By Rafael Romo, Senior Latin American Affairs Editor
  • Fight aims to dismantle drug cartels, strengthen institutions, official says
  • Alejandro Poire says in blog the goal is to strengthen the rule of law and reduce crime
  • Mexico estimates 35,000 people have died in drug-related violence since December 2006

(CNN) -- A top Mexican official says Mexico's drug policy is not a "war" against drug cartels, but a comprehensive strategy of the federal government to dismantle criminal organizations while at the same time strengthening institutions.

In a blog published by the Office of Mexican President Felipe Calderon, National Security Spokesman Alejandro Poire says the main objectives of the Mexican national security strategy are to strengthen the rule of law and reduce crime.

"This is not 'the government's war against drugs,' but the fight of all Mexicans to build an authentic security, based on the rule of law and justice," Poire said.

President Felipe Calderon's drug policy has come under scrutiny as violence increases. The Mexican government's estimate indicates more than 35,000 people have died in drug-related violence since Calderon took office in December 2006 for a six-year term.

Critics in Mexico and abroad have repeatedly said it is time for the Mexican government to reassess its hard-line drug strategy, because it has become counterproductive. Poire, who recently spoke on the issue of drug violence in Mexico at Harvard University in Boston, addressed the criticism on his blog.

"A policy of omission, simulation, or even worse, of negotiation (with the cartels]) would have been negligent and criminal," Poire said. "It would have postponed the effort to seek solutions much longer and left the population at the mercy of organized crime."

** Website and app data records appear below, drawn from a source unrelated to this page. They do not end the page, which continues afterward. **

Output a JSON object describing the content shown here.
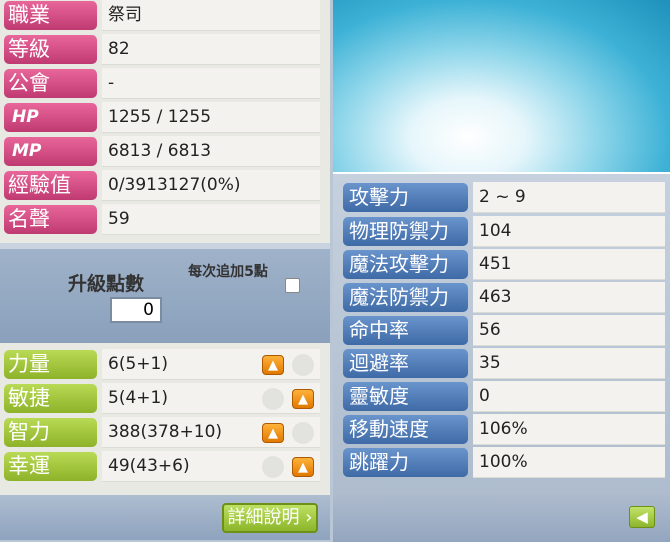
{
  "char_info": [
    {
      "label": "職業",
      "value": "祭司",
      "style": "pink"
    },
    {
      "label": "等級",
      "value": "82",
      "style": "pink"
    },
    {
      "label": "公會",
      "value": "-",
      "style": "pink"
    },
    {
      "label": "HP",
      "value": "1255 / 1255",
      "style": "pink"
    },
    {
      "label": "MP",
      "value": "6813 / 6813",
      "style": "pink"
    },
    {
      "label": "經驗值",
      "value": "0/3913127(0%)",
      "style": "pink"
    },
    {
      "label": "名聲",
      "value": "59",
      "style": "pink"
    }
  ],
  "ap": {
    "label": "升級點數",
    "value": "0",
    "auto_label": "每次追加5點"
  },
  "base_stats": [
    {
      "label": "力量",
      "value": "6(5+1)"
    },
    {
      "label": "敏捷",
      "value": "5(4+1)"
    },
    {
      "label": "智力",
      "value": "388(378+10)"
    },
    {
      "label": "幸運",
      "value": "49(43+6)"
    }
  ],
  "detail_button": "詳細說明",
  "combat_stats": [
    {
      "label": "攻擊力",
      "value": "2 ~ 9"
    },
    {
      "label": "物理防禦力",
      "value": "104"
    },
    {
      "label": "魔法攻擊力",
      "value": "451"
    },
    {
      "label": "魔法防禦力",
      "value": "463"
    },
    {
      "label": "命中率",
      "value": "56"
    },
    {
      "label": "迴避率",
      "value": "35"
    },
    {
      "label": "靈敏度",
      "value": "0"
    },
    {
      "label": "移動速度",
      "value": "106%"
    },
    {
      "label": "跳躍力",
      "value": "100%"
    }
  ],
  "colors": {
    "pink_tag": "#d04f86",
    "green_tag": "#a3c83e",
    "blue_tag": "#5280bb",
    "up_button": "#f08c10"
  },
  "icons": {
    "up_button": "arrow-up-icon",
    "back_button": "arrow-left-icon"
  }
}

His comments were published six days after the U.S. Department of State broadened its travel warning for Mexico, advising American citizens to avoid certain areas and steer clear of driving at night. The advisory singles out 11 Mexican states, including border states like Sonora, Chihuahua and Tamaulipas.

The warning issued Friday strongly urges Americans to "travel only during daylight hours throughout Mexico, to avoid isolated roads and to use toll roads whenever possible." It also notes, "There's no evidence that U.S. tourists have been targeted by criminal elements due to their citizenship."

According to the U.S. State Department, 150,000 Americans cross the border into Mexico every day for study, tourism or business and at least 1 million U.S. citizens live in Mexico.

In a recent interview with CNN, a top Mexican tourism official said that in spite of the violence, tourism in Mexico last year was "very robust."

Rodolfo Lopez Negrete, chief operating officer of the Mexico Tourism Bureau, said, "Major tourism destinations that we have in Mexico, whether you refer to sun-and-beach resorts or inland destinations, those are perfectly safe."

Lopez Negrete said violence mostly occurs in "border towns with the United States, in the northeastern section of our country." However, violence in the beach resort of Acapulco has dramatically increased in the last three years. According to the Acapulco morgue, there were 1,010 violent deaths in the Pacific coastal city in 2010.